2. Should the editors deem the submission of sufficient quality and relevance, they will then send it out for formal peer review. At this stage, each submission will be sent to at least two qualified scholars, who will be comprised of members of the steering committee, editorial board, or external experts should this be required.
3. Once the reviews have been returned, the editors will then determine whether the submission can be (a) published without corrections; (b) published with minor corrections; (c) revised and resubmitted; or (d) rejected. Submissions that fall into category (b) will be given up to four weeks to finalize revisions. Submissions that fall into category (c) will be given up to eight weeks to finalize revisions. They will then be resubmitted to at least one of the original blind referees and both Editors. A final decision will be made two weeks after this final submission takes place.

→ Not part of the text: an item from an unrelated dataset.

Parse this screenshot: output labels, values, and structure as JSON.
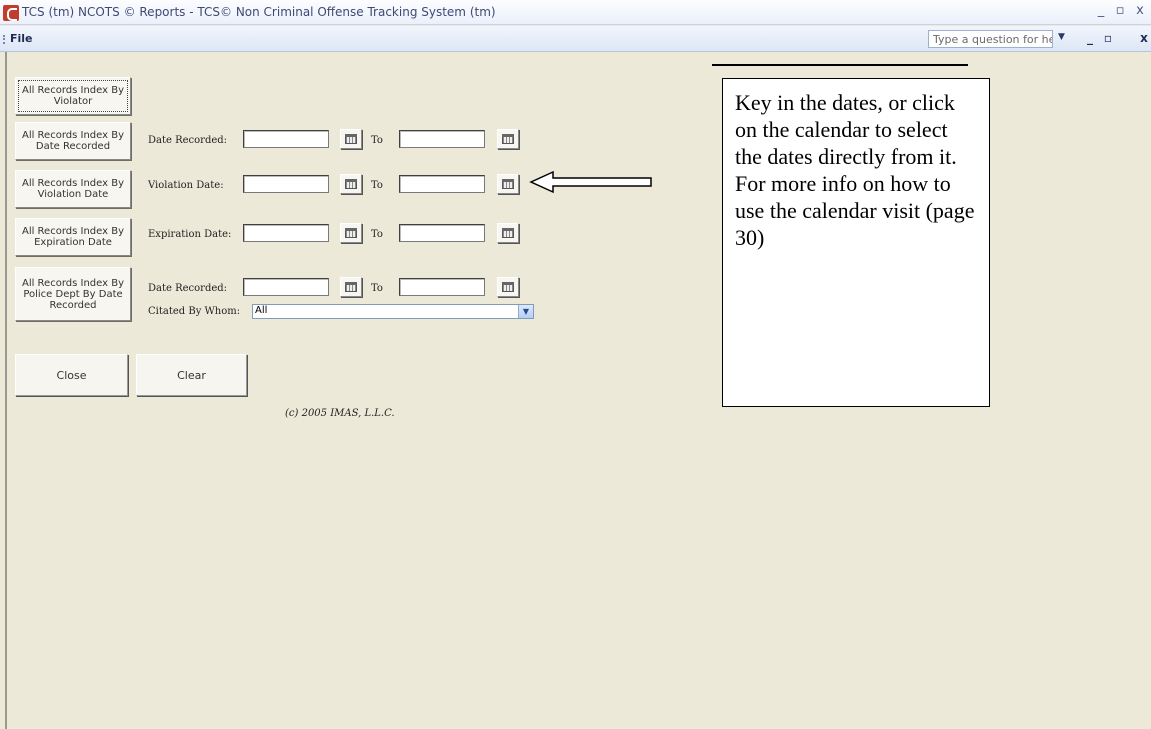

Authors published in Democratic Theory certify that their works are original and their own. The editors certify that all materials, with the possible exception of editorial introductions, book reviews, and some types of commentary, have been subjected to double-blind peer review by qualified scholars in the field. While the publishers and the editorial board make every effort to see that no inaccurate or misleading data, opinions or statements appear in this journal, they wish to make it clear that the data and opinions appearing in the articles herein are the sole responsibility of the contributor concerned. For a more detailed explanation concerning these qualifications and responsibilities, please see the complete Democratic Theory ethics statement.